[Items from a data source]
- - - -

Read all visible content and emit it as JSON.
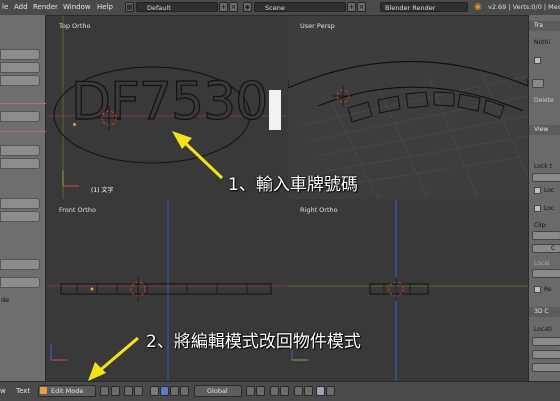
{
  "menu": {
    "file": "le",
    "add": "Add",
    "render": "Render",
    "window": "Window",
    "help": "Help"
  },
  "header": {
    "layout": "Default",
    "scene": "Scene",
    "engine": "Blender Render",
    "stats": "v2.69 | Verts:0/0 | Mesh"
  },
  "viewports": {
    "top": {
      "title": "Top Ortho",
      "footer": "(1) 文字",
      "text": "DF7530"
    },
    "persp": {
      "title": "User Persp"
    },
    "front": {
      "title": "Front Ortho"
    },
    "right": {
      "title": "Right Ortho"
    }
  },
  "annotations": {
    "step1": "1、輸入車牌號碼",
    "step2": "2、將編輯模式改回物件模式"
  },
  "right_panel": {
    "transform": "Tra",
    "nothing": "Nothi",
    "view": "View",
    "lock": "Lock t",
    "loc1": "Loc",
    "loc2": "Loc",
    "clip": "Clip:",
    "clip_val": "C",
    "local": "Local",
    "render": "Re",
    "cursor": "3D C",
    "location": "Locati",
    "delete": "Delete"
  },
  "left_panel": {
    "label": "de"
  },
  "bottombar": {
    "view": "w",
    "text": "Text",
    "mode": "Edit Mode",
    "orientation": "Global"
  },
  "colors": {
    "accent_blue": "#5680c2",
    "annotation_arrow": "#f2e31b",
    "x_axis": "#c8474d",
    "y_axis": "#6f9f3c",
    "z_axis": "#3e5ccd"
  }
}
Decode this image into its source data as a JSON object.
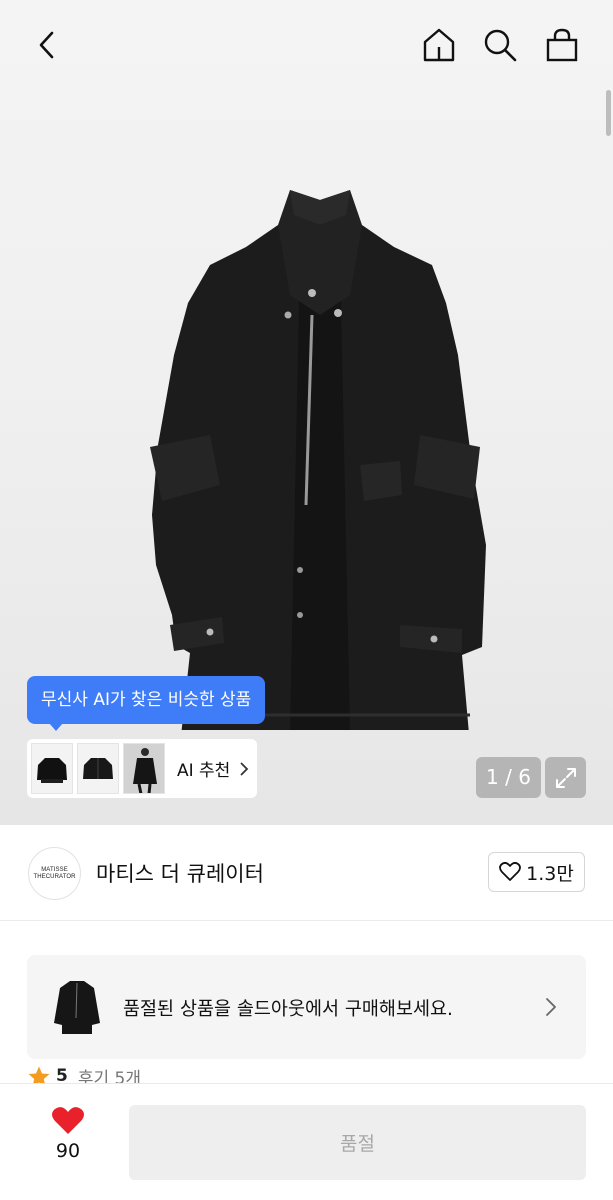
{
  "page": {
    "title": "product-detail"
  },
  "gallery": {
    "current": 1,
    "total": 6,
    "pager_text": "1 / 6"
  },
  "ai": {
    "tooltip": "무신사 AI가 찾은 비슷한 상품",
    "reco_label": "AI 추천"
  },
  "brand": {
    "logo_line1": "MATISSE",
    "logo_line2": "THECURATOR",
    "name": "마티스 더 큐레이터",
    "likes": "1.3만"
  },
  "soldout": {
    "message": "품절된 상품을 솔드아웃에서 구매해보세요."
  },
  "rating": {
    "score": "5",
    "reviews": "후기 5개"
  },
  "bottom": {
    "fav_count": "90",
    "buy_label": "품절"
  },
  "colors": {
    "accent_blue": "#3f7cf7",
    "heart_red": "#e8212b",
    "star_orange": "#f39c21",
    "disabled_bg": "#eeeeee",
    "disabled_text": "#a8a8a8"
  },
  "icons": [
    "back-icon",
    "home-icon",
    "search-icon",
    "shopping-bag-icon",
    "expand-icon",
    "heart-outline-icon",
    "heart-filled-icon",
    "star-icon",
    "chevron-right-icon"
  ]
}
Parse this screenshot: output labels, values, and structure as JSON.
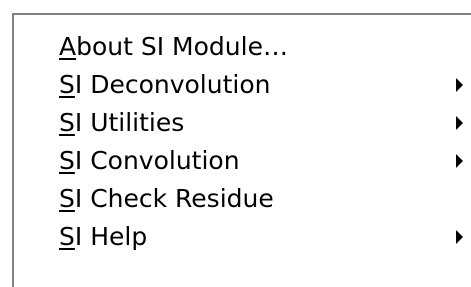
{
  "menu": {
    "items": [
      {
        "mnemonic": "A",
        "rest": "bout SI Module…",
        "has_submenu": false,
        "arrow_icon": ""
      },
      {
        "mnemonic": "S",
        "rest": "I Deconvolution",
        "has_submenu": true,
        "arrow_icon": "submenu-arrow-icon"
      },
      {
        "mnemonic": "S",
        "rest": "I Utilities",
        "has_submenu": true,
        "arrow_icon": "submenu-arrow-icon"
      },
      {
        "mnemonic": "S",
        "rest": "I Convolution",
        "has_submenu": true,
        "arrow_icon": "submenu-arrow-icon"
      },
      {
        "mnemonic": "S",
        "rest": "I Check Residue",
        "has_submenu": false,
        "arrow_icon": ""
      },
      {
        "mnemonic": "S",
        "rest": "I Help",
        "has_submenu": true,
        "arrow_icon": "submenu-arrow-icon"
      }
    ]
  }
}
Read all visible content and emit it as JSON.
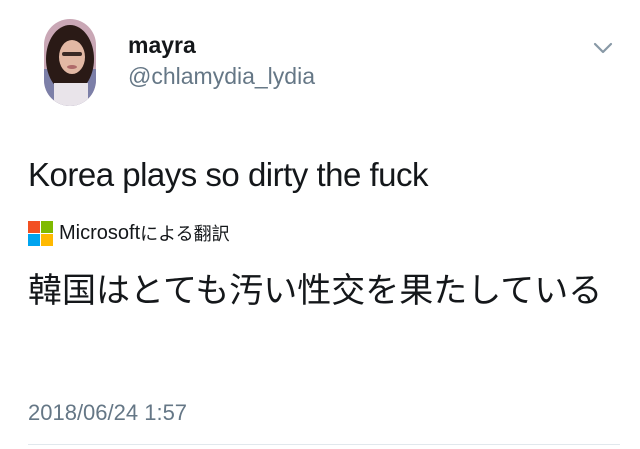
{
  "user": {
    "display_name": "mayra",
    "handle": "@chlamydia_lydia"
  },
  "tweet": {
    "text": "Korea plays so dirty the fuck",
    "translated_text": "韓国はとても汚い性交を果たしている",
    "timestamp": "2018/06/24 1:57"
  },
  "translation": {
    "provider": "Microsoft",
    "suffix": "による翻訳"
  },
  "icons": {
    "menu": "chevron-down-icon",
    "logo": "microsoft-logo-icon"
  },
  "colors": {
    "text": "#14171a",
    "secondary": "#657786",
    "ms_red": "#f25022",
    "ms_green": "#7fba00",
    "ms_blue": "#00a4ef",
    "ms_yellow": "#ffb900"
  }
}
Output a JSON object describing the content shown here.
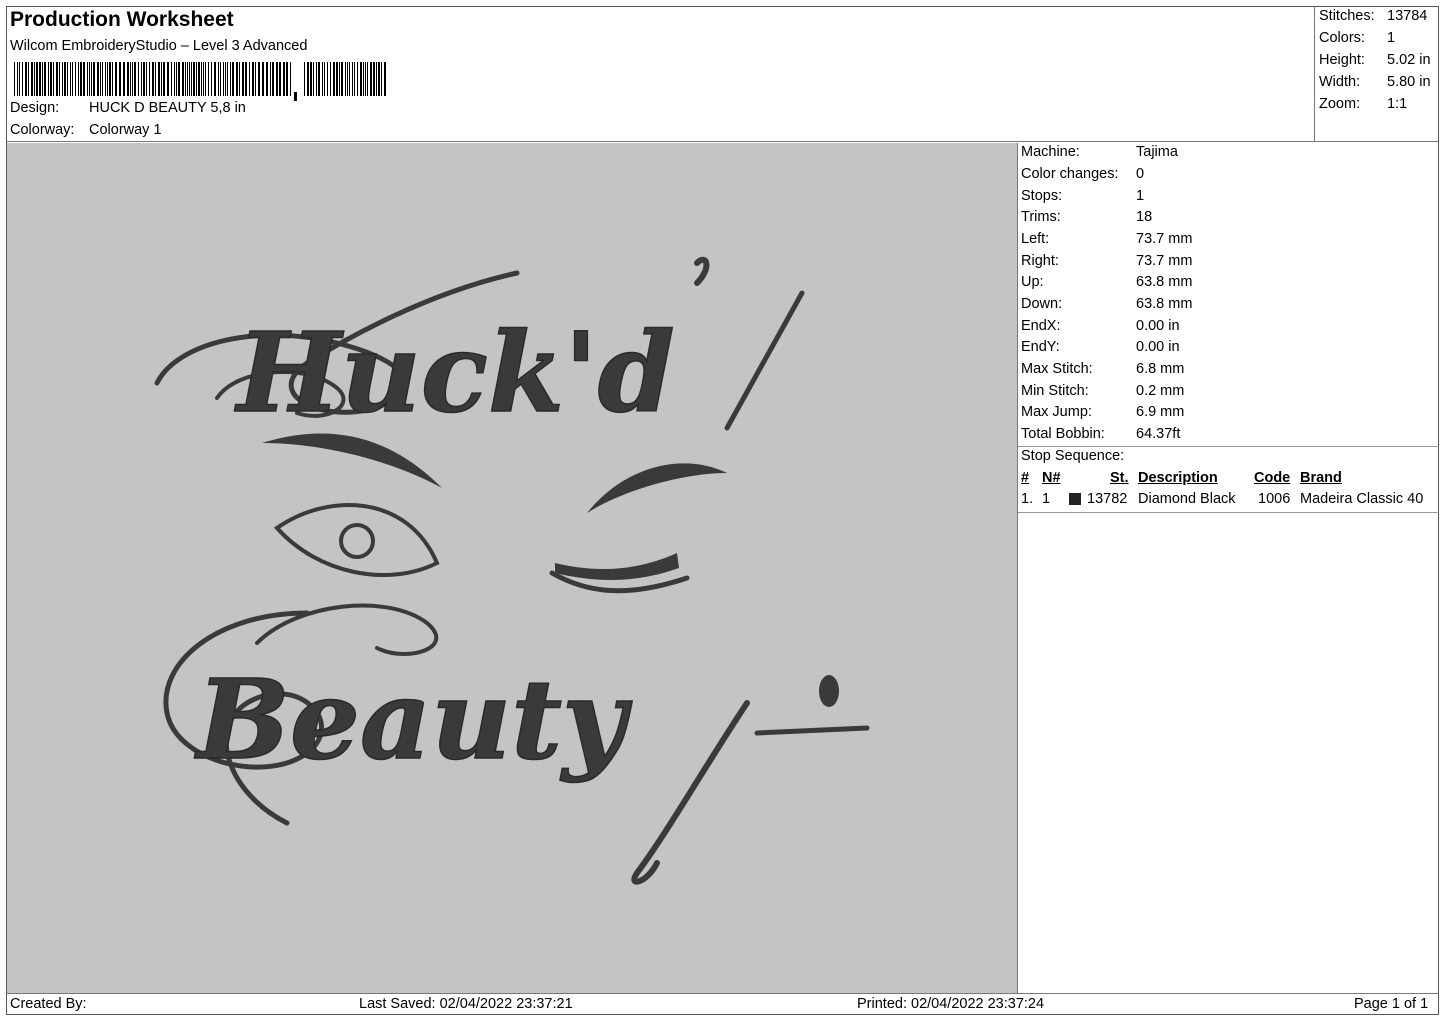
{
  "header": {
    "title": "Production Worksheet",
    "software": "Wilcom EmbroideryStudio – Level 3 Advanced",
    "design_label": "Design:",
    "design_value": "HUCK D BEAUTY 5,8 in",
    "colorway_label": "Colorway:",
    "colorway_value": "Colorway 1"
  },
  "stats": {
    "stitches_label": "Stitches:",
    "stitches_value": "13784",
    "colors_label": "Colors:",
    "colors_value": "1",
    "height_label": "Height:",
    "height_value": "5.02 in",
    "width_label": "Width:",
    "width_value": "5.80 in",
    "zoom_label": "Zoom:",
    "zoom_value": "1:1"
  },
  "design": {
    "line1": "Huck'd",
    "line2": "Beauty",
    "thread_color": "#3a3a38",
    "background_color": "#c4c4c4"
  },
  "info": {
    "machine": {
      "label": "Machine:",
      "value": "Tajima"
    },
    "color_changes": {
      "label": "Color changes:",
      "value": "0"
    },
    "stops": {
      "label": "Stops:",
      "value": "1"
    },
    "trims": {
      "label": "Trims:",
      "value": "18"
    },
    "left": {
      "label": "Left:",
      "value": "73.7 mm"
    },
    "right": {
      "label": "Right:",
      "value": "73.7 mm"
    },
    "up": {
      "label": "Up:",
      "value": "63.8 mm"
    },
    "down": {
      "label": "Down:",
      "value": "63.8 mm"
    },
    "endx": {
      "label": "EndX:",
      "value": "0.00 in"
    },
    "endy": {
      "label": "EndY:",
      "value": "0.00 in"
    },
    "max_stitch": {
      "label": "Max Stitch:",
      "value": "6.8 mm"
    },
    "min_stitch": {
      "label": "Min Stitch:",
      "value": "0.2 mm"
    },
    "max_jump": {
      "label": "Max Jump:",
      "value": "6.9 mm"
    },
    "total_bobbin": {
      "label": "Total Bobbin:",
      "value": "64.37ft"
    }
  },
  "stop_sequence": {
    "title": "Stop Sequence:",
    "headers": {
      "num": "#",
      "n": "N#",
      "st": "St.",
      "description": "Description",
      "code": "Code",
      "brand": "Brand"
    },
    "rows": [
      {
        "num": "1.",
        "n": "1",
        "swatch": "#222222",
        "st": "13782",
        "description": "Diamond Black",
        "code": "1006",
        "brand": "Madeira Classic 40"
      }
    ]
  },
  "footer": {
    "created_by": "Created By:",
    "last_saved": "Last Saved: 02/04/2022 23:37:21",
    "printed": "Printed: 02/04/2022 23:37:24",
    "page": "Page 1 of 1"
  }
}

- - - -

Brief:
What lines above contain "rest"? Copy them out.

Answer space:
        "rest": "bout SI Module…",
        "rest": "I Deconvolution",
        "rest": "I Utilities",
        "rest": "I Convolution",
        "rest": "I Check Residue",
        "rest": "I Help",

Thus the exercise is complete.